Excerpt from: "Contemporary Music and Public Funding: A Bitter Pill Served on a Silver Platter?", 9nt International Conference on Cultural Economics, Boston, May 1996


b) The Attitude

Directors of orchestras and ensembles were asked about their attitude toward different contemporary music styles. The results were plotted on this radar like graph were 5 indicates a very favorable attitude and 1 a very unfavorable attitude.
The music styles were ranked in order of their accessibility to the public. Although this kind of ranking is a strong simplification, it is more meant to show the tendency from more familiar to less familiar music: a piece of composer of complex music might certainly be more challenging to hear than a minimalist piece.

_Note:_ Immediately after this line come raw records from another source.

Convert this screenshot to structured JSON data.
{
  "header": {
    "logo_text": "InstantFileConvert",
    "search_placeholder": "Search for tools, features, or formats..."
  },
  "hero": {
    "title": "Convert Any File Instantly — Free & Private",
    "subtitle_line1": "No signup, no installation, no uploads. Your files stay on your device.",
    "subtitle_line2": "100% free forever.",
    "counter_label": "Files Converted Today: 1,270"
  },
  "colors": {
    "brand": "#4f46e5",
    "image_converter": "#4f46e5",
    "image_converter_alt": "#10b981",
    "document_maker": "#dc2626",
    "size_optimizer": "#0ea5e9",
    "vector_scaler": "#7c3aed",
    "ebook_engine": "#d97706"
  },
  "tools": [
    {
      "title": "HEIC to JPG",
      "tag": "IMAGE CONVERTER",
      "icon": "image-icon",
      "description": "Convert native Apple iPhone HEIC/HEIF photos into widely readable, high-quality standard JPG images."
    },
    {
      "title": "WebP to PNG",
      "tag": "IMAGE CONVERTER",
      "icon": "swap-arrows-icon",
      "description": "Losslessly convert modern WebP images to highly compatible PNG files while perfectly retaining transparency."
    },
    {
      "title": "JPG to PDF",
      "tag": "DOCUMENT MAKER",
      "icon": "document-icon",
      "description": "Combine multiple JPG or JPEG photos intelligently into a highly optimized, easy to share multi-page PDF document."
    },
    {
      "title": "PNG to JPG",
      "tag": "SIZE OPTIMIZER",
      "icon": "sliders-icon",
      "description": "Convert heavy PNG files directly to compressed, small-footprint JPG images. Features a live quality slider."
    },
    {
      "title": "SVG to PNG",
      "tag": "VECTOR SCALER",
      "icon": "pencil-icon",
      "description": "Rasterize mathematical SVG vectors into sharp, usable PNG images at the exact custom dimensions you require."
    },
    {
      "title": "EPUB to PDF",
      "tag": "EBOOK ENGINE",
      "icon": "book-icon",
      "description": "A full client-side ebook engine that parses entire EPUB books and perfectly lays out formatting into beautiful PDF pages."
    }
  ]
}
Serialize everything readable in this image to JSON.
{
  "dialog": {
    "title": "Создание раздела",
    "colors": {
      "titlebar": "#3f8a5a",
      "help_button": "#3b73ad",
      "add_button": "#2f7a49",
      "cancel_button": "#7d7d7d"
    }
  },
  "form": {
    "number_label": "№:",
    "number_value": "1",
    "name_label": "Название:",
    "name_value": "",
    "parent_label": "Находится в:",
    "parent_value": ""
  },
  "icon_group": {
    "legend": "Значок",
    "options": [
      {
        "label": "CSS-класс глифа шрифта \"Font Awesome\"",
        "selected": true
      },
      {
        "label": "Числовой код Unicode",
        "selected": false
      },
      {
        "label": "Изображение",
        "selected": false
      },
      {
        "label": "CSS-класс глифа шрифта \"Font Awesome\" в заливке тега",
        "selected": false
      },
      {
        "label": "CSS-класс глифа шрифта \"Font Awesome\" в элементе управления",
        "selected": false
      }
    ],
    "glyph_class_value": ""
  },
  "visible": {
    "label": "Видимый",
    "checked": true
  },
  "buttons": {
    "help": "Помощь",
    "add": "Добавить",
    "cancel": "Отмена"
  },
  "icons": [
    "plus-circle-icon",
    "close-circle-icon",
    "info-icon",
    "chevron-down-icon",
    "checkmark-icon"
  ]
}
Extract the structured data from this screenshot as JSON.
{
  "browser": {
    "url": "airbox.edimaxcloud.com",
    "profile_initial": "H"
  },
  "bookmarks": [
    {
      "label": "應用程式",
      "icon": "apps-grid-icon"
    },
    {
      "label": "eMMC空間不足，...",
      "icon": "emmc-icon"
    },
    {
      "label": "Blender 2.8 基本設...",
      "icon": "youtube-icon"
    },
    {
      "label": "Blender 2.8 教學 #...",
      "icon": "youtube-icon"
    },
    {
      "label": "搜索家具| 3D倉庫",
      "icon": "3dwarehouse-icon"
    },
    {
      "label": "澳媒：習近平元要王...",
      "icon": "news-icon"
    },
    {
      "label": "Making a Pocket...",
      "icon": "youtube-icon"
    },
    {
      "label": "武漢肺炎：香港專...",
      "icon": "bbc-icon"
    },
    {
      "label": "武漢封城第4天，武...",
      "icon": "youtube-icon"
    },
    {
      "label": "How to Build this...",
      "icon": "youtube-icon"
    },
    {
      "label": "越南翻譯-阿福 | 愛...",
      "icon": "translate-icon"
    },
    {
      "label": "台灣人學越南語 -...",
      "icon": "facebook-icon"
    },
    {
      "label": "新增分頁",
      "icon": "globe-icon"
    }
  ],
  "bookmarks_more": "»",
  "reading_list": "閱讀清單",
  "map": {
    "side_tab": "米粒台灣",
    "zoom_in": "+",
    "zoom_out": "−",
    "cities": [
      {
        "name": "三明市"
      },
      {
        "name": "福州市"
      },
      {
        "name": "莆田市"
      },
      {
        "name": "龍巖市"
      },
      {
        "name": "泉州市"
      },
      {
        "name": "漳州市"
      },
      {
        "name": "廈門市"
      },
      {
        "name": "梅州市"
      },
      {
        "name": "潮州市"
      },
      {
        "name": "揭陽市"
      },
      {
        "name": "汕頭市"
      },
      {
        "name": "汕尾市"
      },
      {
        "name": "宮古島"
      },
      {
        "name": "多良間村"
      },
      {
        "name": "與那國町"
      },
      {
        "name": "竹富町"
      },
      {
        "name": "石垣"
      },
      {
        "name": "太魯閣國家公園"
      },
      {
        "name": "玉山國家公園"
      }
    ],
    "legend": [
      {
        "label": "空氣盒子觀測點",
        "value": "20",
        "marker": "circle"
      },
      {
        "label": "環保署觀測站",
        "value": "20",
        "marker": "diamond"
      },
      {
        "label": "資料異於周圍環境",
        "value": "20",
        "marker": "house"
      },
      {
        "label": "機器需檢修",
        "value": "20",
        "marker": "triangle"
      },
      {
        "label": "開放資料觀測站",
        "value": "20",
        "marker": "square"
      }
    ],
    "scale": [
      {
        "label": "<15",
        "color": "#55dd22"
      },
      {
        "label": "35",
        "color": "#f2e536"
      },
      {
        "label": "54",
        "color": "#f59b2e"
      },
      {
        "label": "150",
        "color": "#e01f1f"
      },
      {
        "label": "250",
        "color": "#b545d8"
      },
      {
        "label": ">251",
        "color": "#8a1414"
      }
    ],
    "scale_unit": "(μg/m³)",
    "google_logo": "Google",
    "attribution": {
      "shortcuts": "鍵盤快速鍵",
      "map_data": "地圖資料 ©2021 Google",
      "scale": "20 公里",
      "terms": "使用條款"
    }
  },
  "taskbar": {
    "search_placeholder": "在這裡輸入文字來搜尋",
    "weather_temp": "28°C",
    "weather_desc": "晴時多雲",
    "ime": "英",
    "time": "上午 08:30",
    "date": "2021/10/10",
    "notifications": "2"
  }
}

The use of radar shaped graphs allows to discern patterns. Considering the different funding systems in the 4 countries, it is likely to expect a spiral shaped graph for countries in which public money is difficult to obtain and art groups operate in a market like environment. In these countries "easy-to-listen" type of music, like "Old Masters", "Minimalists", should receive higher ranking grades than more complex music, like "Serialism" or "Electronic Music".
The results however show a remarkable similarity among the countries. A typical "spiral-like" pattern could not be detected. Especially European orchestras had strikingly similar judgments on the different music styles. However, a certain correlation between accessibility of the style of music and the funding system becomes visible if one takes a closer look at the segment between "Minimalists" and "3rd Stream". These styles find a very high ranking in the US. Also the segment Old masters to Tonal receives the highest grades. Although "Complex", "Electronics" and "Cage" are ranked highest by US orchestras, their actual occurrence in the performance schedule is very rare.

Graph 3: Orchestras' Attitude toward Styles

For Ensembles, the structure looks quite different. Although the "spiral-like" pattern is still not visible yet, we can see that the attitude toward more challenging music styles is the most positive in France, the country with the highest public support for new music. Music that is easier to listen to like "Tonal" or "Minimalists" is less favored.

Graph 4: Ensembles' Attitude toward Styles